TASK DIRECTIONS>
Find the word "user" in the records and copy every line where it occurs.

--------------------

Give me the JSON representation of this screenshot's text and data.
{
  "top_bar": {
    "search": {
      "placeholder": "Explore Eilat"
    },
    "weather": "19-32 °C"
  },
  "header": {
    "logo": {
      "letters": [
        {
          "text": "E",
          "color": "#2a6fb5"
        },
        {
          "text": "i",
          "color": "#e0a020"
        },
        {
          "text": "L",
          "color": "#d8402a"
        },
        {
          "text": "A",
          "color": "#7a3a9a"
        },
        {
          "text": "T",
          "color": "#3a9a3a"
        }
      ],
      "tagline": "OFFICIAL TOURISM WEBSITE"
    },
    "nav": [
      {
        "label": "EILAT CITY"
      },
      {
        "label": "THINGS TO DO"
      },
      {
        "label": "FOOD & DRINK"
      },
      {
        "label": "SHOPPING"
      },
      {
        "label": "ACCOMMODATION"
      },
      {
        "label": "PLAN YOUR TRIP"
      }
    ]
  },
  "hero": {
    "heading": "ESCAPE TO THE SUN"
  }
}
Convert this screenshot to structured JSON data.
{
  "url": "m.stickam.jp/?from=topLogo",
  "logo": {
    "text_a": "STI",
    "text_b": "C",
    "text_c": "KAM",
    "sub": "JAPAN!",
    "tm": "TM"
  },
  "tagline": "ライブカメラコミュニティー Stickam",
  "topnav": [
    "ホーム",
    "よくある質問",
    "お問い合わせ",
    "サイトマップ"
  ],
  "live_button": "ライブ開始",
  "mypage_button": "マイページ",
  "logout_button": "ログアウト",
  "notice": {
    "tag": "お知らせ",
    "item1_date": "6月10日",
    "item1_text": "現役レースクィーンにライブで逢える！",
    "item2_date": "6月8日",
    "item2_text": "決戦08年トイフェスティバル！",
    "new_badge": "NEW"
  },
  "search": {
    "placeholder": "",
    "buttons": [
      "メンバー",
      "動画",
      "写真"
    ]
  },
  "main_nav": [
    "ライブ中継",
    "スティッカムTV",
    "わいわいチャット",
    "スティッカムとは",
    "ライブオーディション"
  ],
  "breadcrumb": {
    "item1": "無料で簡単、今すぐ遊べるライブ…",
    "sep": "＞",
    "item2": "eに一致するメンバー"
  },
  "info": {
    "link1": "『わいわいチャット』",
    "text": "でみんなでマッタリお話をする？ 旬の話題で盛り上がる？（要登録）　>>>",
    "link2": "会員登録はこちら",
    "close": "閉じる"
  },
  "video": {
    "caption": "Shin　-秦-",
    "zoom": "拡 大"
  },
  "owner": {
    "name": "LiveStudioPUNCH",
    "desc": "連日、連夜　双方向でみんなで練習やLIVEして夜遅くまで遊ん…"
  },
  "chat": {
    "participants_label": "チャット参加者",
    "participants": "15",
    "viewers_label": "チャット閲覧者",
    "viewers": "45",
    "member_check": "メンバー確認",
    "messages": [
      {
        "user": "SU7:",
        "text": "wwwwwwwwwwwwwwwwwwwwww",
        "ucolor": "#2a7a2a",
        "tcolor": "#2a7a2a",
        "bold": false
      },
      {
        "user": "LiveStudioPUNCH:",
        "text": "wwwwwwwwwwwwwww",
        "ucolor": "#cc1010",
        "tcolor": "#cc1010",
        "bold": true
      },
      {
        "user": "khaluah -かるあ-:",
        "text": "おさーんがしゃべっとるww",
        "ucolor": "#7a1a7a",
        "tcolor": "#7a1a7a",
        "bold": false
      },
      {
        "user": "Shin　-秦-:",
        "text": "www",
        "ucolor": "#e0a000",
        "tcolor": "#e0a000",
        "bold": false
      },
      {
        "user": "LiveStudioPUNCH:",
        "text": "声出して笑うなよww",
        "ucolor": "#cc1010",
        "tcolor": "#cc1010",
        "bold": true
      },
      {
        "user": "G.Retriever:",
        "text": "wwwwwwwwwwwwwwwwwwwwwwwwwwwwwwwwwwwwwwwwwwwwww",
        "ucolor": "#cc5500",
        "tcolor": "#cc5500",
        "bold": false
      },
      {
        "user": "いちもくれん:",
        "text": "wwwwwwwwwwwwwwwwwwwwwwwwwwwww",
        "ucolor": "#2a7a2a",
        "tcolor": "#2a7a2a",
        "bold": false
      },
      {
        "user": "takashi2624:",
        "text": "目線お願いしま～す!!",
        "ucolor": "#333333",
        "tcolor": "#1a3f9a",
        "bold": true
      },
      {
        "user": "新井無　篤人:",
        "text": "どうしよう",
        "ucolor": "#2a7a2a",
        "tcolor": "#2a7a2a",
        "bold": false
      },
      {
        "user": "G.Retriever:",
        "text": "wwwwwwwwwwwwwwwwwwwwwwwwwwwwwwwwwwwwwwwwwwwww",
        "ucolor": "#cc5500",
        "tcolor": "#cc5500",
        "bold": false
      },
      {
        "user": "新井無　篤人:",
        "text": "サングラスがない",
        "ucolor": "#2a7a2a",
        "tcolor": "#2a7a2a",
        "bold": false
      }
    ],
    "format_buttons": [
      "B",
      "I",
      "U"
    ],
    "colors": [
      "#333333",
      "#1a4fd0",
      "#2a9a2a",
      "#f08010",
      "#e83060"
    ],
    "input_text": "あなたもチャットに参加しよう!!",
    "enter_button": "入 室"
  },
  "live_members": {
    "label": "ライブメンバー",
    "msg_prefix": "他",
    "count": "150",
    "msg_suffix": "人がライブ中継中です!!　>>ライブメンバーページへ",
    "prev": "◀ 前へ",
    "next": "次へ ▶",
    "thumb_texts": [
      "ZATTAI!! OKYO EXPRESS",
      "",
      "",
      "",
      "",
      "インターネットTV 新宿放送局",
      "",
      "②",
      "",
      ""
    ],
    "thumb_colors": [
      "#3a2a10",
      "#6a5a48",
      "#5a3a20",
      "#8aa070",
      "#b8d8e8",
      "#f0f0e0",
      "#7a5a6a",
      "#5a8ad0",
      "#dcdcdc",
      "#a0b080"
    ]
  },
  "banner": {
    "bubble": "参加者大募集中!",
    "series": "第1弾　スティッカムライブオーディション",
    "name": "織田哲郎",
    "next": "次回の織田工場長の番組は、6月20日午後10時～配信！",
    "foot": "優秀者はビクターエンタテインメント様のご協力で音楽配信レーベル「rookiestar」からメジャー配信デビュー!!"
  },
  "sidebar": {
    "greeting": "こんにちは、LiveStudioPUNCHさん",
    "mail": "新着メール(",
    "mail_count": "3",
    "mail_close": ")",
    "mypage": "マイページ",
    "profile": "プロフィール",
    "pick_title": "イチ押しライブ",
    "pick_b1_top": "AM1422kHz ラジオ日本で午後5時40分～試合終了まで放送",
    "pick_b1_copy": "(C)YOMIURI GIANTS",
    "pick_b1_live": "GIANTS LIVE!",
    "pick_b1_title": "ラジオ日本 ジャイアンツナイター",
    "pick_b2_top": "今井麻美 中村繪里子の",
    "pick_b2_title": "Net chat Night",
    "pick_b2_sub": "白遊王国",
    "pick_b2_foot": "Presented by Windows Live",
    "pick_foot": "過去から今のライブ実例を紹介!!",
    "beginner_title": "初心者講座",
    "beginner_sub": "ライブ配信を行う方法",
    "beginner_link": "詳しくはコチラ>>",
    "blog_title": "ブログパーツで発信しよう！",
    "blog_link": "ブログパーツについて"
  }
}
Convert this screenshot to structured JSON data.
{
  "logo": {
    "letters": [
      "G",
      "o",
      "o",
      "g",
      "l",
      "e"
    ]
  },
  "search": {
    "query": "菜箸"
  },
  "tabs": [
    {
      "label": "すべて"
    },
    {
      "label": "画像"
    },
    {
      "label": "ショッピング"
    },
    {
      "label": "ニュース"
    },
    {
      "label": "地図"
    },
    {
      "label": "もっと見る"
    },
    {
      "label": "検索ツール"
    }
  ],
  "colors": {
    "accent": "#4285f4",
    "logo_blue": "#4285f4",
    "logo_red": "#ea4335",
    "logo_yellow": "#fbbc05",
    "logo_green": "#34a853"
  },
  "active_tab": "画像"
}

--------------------

ANSWER SPACE>
        "user": "SU7:",
        "user": "LiveStudioPUNCH:",
        "user": "khaluah -かるあ-:",
        "user": "Shin　-秦-:",
        "user": "LiveStudioPUNCH:",
        "user": "G.Retriever:",
        "user": "いちもくれん:",
        "user": "takashi2624:",
        "user": "新井無　篤人:",
        "user": "G.Retriever:",
        "user": "新井無　篤人:",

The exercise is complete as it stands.